Your goal: Your answer must be every line of the data below that holds the string "name", copied exactly.

[Data records]

[Start of section]

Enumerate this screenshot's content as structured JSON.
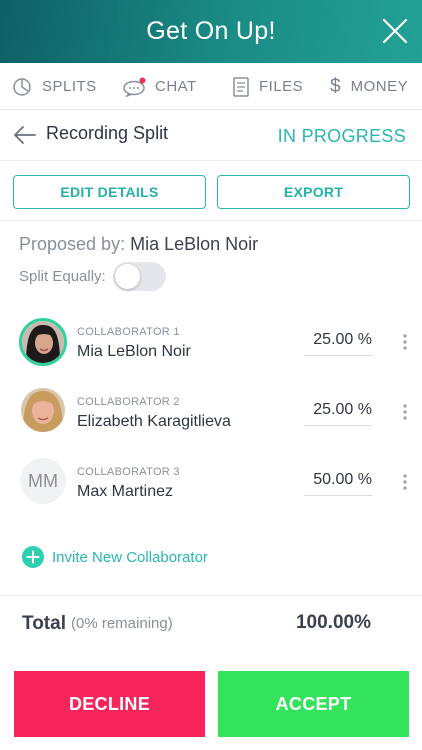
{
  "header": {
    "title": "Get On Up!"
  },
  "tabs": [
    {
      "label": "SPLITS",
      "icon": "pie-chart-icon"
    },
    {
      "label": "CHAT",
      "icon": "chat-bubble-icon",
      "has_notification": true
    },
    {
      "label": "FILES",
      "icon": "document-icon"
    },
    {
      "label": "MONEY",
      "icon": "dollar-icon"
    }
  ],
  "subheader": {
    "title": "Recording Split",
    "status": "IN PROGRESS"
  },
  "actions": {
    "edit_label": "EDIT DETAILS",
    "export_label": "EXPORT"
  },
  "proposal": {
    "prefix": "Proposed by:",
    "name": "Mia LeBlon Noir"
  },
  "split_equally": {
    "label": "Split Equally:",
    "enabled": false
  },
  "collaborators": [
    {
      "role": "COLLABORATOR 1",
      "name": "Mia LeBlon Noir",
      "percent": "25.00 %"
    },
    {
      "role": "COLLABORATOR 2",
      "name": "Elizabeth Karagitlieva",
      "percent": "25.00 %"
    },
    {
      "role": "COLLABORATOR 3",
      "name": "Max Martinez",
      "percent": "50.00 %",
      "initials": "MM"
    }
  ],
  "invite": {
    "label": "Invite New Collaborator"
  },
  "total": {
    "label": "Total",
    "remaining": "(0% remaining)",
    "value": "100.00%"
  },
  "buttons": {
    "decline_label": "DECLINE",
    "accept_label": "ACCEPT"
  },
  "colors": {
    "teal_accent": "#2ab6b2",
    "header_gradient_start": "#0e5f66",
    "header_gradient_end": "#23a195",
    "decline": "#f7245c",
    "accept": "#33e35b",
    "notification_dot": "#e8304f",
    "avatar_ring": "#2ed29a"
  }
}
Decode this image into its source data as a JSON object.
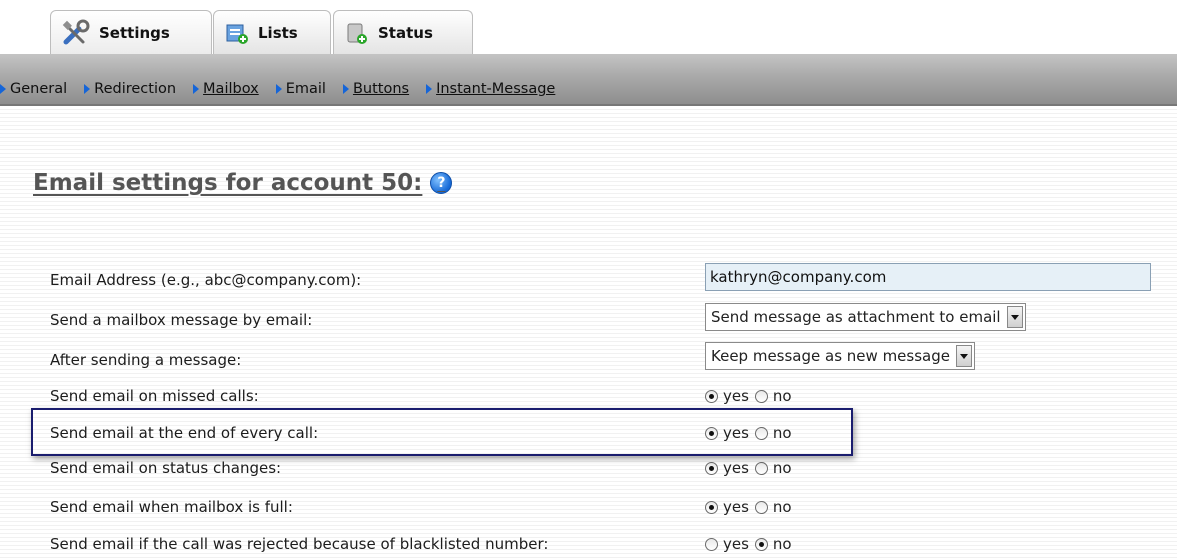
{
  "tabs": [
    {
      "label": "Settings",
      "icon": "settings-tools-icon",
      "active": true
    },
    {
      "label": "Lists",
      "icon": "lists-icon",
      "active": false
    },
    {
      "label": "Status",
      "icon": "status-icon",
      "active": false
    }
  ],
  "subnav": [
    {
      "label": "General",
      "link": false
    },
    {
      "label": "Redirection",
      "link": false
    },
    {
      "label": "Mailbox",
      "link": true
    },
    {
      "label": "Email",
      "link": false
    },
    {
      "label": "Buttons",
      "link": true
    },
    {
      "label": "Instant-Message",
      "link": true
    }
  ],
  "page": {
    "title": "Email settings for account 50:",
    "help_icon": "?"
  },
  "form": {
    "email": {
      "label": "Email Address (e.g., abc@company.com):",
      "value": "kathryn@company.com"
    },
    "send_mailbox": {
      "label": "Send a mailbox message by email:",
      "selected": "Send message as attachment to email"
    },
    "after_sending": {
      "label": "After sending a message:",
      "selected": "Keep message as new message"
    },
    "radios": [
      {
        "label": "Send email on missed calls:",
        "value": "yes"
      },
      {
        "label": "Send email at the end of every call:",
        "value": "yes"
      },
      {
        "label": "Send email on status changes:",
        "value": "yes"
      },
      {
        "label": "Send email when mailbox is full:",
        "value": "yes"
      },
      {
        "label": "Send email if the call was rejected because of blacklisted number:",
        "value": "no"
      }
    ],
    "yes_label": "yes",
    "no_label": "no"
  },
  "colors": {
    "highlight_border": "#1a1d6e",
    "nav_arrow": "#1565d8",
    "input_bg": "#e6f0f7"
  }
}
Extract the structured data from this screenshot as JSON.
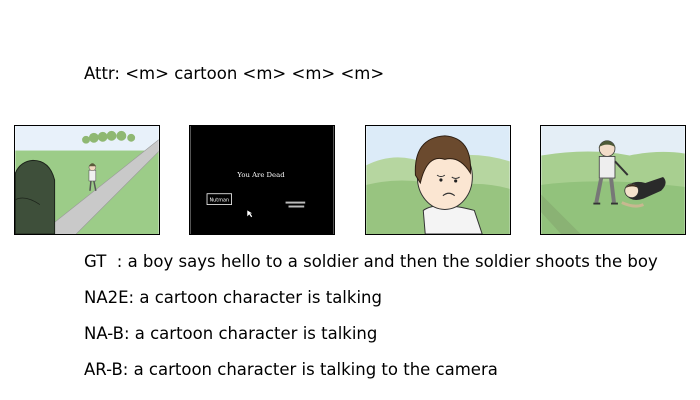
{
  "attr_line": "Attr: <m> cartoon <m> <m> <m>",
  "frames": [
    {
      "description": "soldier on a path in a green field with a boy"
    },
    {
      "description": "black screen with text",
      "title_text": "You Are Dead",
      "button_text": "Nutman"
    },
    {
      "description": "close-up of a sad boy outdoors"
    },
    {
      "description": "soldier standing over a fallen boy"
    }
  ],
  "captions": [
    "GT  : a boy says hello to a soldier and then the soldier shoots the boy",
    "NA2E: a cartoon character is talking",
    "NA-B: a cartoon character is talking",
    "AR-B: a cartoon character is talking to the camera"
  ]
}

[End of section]
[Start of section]

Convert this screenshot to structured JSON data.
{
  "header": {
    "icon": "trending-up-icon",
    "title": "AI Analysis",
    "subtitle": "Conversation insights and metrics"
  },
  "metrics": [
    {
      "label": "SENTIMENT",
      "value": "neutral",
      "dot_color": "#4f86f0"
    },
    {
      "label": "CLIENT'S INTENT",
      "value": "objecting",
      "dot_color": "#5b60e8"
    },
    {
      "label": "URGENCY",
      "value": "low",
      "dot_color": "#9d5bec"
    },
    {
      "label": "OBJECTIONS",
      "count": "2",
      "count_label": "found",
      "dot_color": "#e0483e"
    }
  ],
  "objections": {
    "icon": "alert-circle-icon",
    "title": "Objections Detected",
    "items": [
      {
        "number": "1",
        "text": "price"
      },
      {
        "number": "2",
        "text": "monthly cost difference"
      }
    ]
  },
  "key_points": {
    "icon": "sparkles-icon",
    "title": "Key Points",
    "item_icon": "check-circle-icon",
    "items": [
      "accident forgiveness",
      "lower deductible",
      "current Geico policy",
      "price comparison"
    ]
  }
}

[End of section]
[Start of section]

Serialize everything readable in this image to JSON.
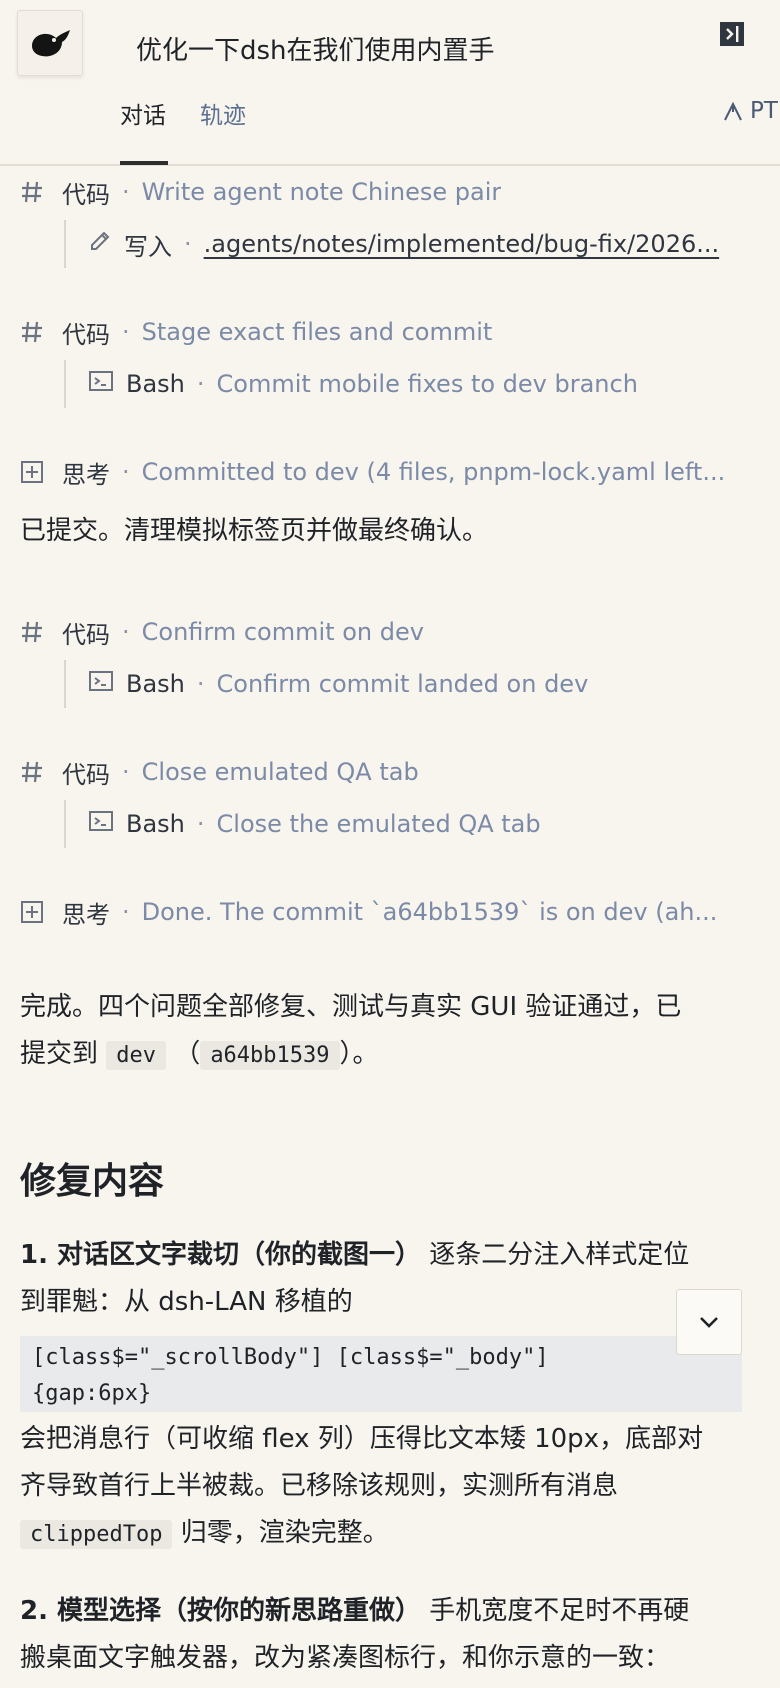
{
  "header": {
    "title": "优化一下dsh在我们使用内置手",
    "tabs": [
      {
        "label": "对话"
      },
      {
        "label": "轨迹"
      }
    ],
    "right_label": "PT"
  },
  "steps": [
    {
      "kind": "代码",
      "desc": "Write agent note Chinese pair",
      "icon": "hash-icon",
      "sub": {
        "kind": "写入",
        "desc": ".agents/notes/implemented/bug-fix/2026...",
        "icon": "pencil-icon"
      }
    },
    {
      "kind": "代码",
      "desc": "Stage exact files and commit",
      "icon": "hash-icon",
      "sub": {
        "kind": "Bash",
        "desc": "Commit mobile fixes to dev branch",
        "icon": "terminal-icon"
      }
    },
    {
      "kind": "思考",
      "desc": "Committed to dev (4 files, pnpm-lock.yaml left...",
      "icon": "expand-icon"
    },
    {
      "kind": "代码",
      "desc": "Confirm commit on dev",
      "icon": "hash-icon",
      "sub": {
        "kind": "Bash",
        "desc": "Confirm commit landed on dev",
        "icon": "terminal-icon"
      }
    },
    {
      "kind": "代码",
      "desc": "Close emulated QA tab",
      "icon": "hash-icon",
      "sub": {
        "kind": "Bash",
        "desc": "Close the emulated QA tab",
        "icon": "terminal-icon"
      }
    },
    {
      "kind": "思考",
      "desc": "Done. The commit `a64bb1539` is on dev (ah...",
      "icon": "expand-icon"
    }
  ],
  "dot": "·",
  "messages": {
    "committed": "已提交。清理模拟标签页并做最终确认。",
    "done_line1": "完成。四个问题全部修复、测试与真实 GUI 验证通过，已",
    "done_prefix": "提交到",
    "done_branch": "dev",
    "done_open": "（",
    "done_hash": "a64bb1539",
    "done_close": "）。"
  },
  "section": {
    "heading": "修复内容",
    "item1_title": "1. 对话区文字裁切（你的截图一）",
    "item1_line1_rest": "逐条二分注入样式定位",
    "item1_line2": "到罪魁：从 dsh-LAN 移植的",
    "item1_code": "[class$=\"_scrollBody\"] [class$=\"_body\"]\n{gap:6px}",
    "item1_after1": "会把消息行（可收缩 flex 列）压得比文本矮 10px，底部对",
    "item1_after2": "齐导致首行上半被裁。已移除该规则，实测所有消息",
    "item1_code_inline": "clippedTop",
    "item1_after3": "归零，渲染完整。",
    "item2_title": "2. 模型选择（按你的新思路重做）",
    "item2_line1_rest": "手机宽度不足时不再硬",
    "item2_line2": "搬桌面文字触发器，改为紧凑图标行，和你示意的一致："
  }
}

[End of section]

Response box:
    "name": "Mia LeBlon Noir"
      "name": "Mia LeBlon Noir",
      "name": "Elizabeth Karagitlieva",
      "name": "Max Martinez",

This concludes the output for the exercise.